- Poorer nations pay $35 bln in debt service in 2022 – World Bank
- Opacity, the plethora of Chinese lenders to slow debt overhauls
- G20 Common Framework has not yet produced a debt restructuring
From a $360 million project to develop Zambia’s international airport in Lusaka to a $1.4 billion city port in Sri Lanka’s capital of Colombo, China is the last piece in the puzzle of several debt talks in progress in developing markets.
The second-biggest economy and the largest bilateral creditor globally is a chief lender to many smaller, riskier developing countries. However, Beijing has maintained a low profile, not only on lending conditions but also on how it renegotiates with borrowers in distress.
That became more visible after the COVID-19 pandemic hit. Most economies succumbing to economic pressure are pursuing debt relief.
Currently, the pressure is growing on China to play a more active part in helping weak economies service their debt burdens. Leaders of the Group of Seven (G7) major democracies on June 28 urged China specifically when persuading creditors to assist countries.
Poorest countries are confronted by $35 billion in debt-service payments to official and private-sector creditors this year, with more than 40% of the total owed to China, according to the World Bank.
However, analysts say the World Bank and International Monetary Fund (IMF) premise of fair burden-sharing in debt relief discussions could put them on a conflicting course with China, placing the likelihood of comprehensive debt restructurings into question.
Dennis Hranitzky, head of sovereign litigation at the law firm Quinn Emanuel, stated:
“Chinese ‘Belt and Road’ money is everywhere – so we will see this over and over in sovereign debt restructurings.”
According to Beijing, the Belt and Road Initiative launched in 2013 is a platform for global cooperation in investment, trade, infrastructure, and financing connecting China to other parts of Europe, Asia, the Middle East, and Africa.
China’s central bank and foreign ministry did not respond to requests for comment.
Sri Lanka and Zambia are test cases of how fast debt talks advance.
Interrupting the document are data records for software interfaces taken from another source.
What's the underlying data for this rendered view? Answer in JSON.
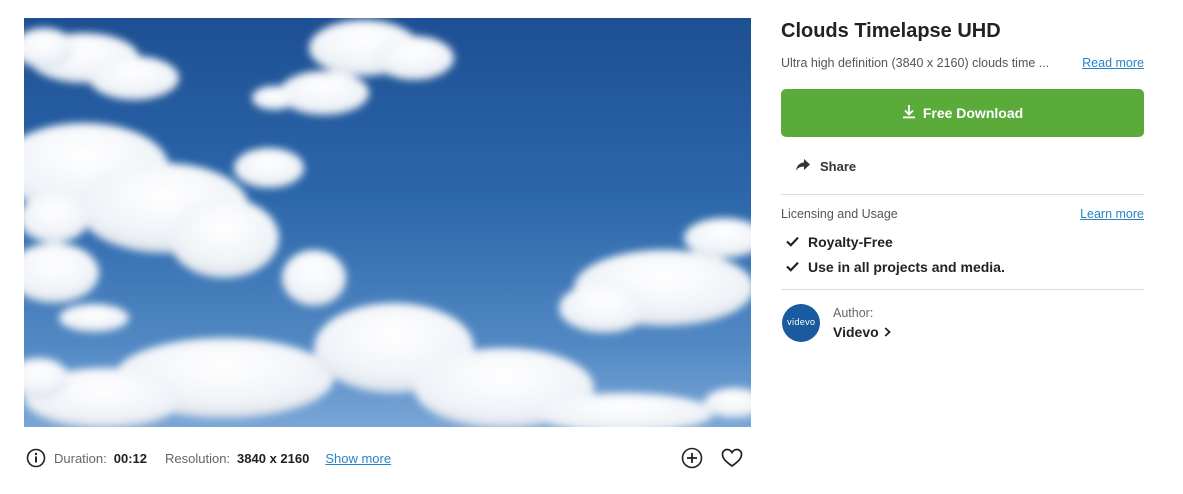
{
  "video": {
    "title": "Clouds Timelapse UHD",
    "description": "Ultra high definition (3840 x 2160) clouds time ...",
    "read_more": "Read more"
  },
  "meta": {
    "duration_label": "Duration:",
    "duration_value": "00:12",
    "resolution_label": "Resolution:",
    "resolution_value": "3840 x 2160",
    "show_more": "Show more"
  },
  "actions": {
    "download_label": "Free Download",
    "share_label": "Share"
  },
  "licensing": {
    "title": "Licensing and Usage",
    "learn_more": "Learn more",
    "features": [
      "Royalty-Free",
      "Use in all projects and media."
    ]
  },
  "author": {
    "label": "Author:",
    "name": "Videvo",
    "avatar_text": "videvo"
  },
  "colors": {
    "download_green": "#5aab3a",
    "link_blue": "#2a83c6",
    "avatar_blue": "#1a5a9e"
  },
  "icons": [
    "info-icon",
    "add-to-collection-icon",
    "heart-icon",
    "download-icon",
    "share-arrow-icon",
    "checkmark-icon",
    "chevron-right-icon"
  ]
}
Both are also required to reorganize with overseas bondholders and work out IMF programs.
“China’s engagement on debt talks is not in the hands of the IMF nor governments,” said Polina Kurdyavko, head of emerging markets at BlueBay Asset Management in London.
“Bringing China to the negotiating table promptly could be the biggest challenge in the upcoming debt restructurings.”
Chinese lending is mainly extended by policy banks and state-controlled agencies and is often opaque.
A working paper of the National Bureau of Economic Research in the United States found that 50% of the 5,000 grants and loans extended to 152 countries from 1949 to 2017 have not been disclosed to the World Bank or the IMF, even though China is a member of both multilaterals.
“Opacity is a recurrent problem with some of these Chinese loans,” said Matthew Mingey, senior analyst with Rhodium Group, adding China had stringent confidentiality clauses on its commercial loans.
Data collected over three years by AidData, a U.S. research lab at the College of William & Mary, found terms of Chinese state-owned banks’ loans expect borrowers to prioritize them for repayment.
Examinations of a hundred Chinese loans with 24 low- and middle-income countries showed – when contrasted to those of other multilateral, bilateral, and commercial creditors – demands for an unexpected level of confidentiality, in other cases, “even the fact of the contract’s existence”, the study headed by Georgetown Law professor Anna Gelpern found.
Details are mostly indefinite where China has accepted to relieve debt burdens.
The plethora of Chinese lenders also increases complexity, although the China Development Bank and Export-Import Bank of China participate greatly. Mingey stated:
“When it comes time to renegotiate, individual Chinese banks may not necessarily have an idea of what other Chinese banks are doing.”
Progress has often been delayed.
Zambia is asking for relief on $17 billion of external debt after becoming the first COVID pandemic-era default over two years ago. Some of the delayed progress is because of China’s lack of experience with complex debt restructurings, people with knowledge of the matter say.
Sri Lanka’s talks are accelerating, with the IMF verifying it is on track for an additional programme. China’s approach, however, is not yet direct. Meanwhile, according to the IMF, some 60% of low-income countries are in, or at high risk of, debt distress.
Seventeen smaller emerging economies have witnessed premium investors insist on holding their debt soar to levels forcefully keeping them out of global markets. That number is bigger compared to during the 2008 global financial crisis or peak-COVID-19.
In late 2021, the Group of 20 established a Common Framework to attract creditors such as India and China to the negotiation table together with the IMF, private creditors, and Paris Club. Along with Zambia, Ethiopia and Chad have sought to restructure under this new, yet-to-be evaluated mechanism.
Nevertheless, the framework also “has added a bureaucratic layer to the already complex debt restructuring process” that could deter other nations from becoming members, said Patrick Curran, senior economist at Tellimer.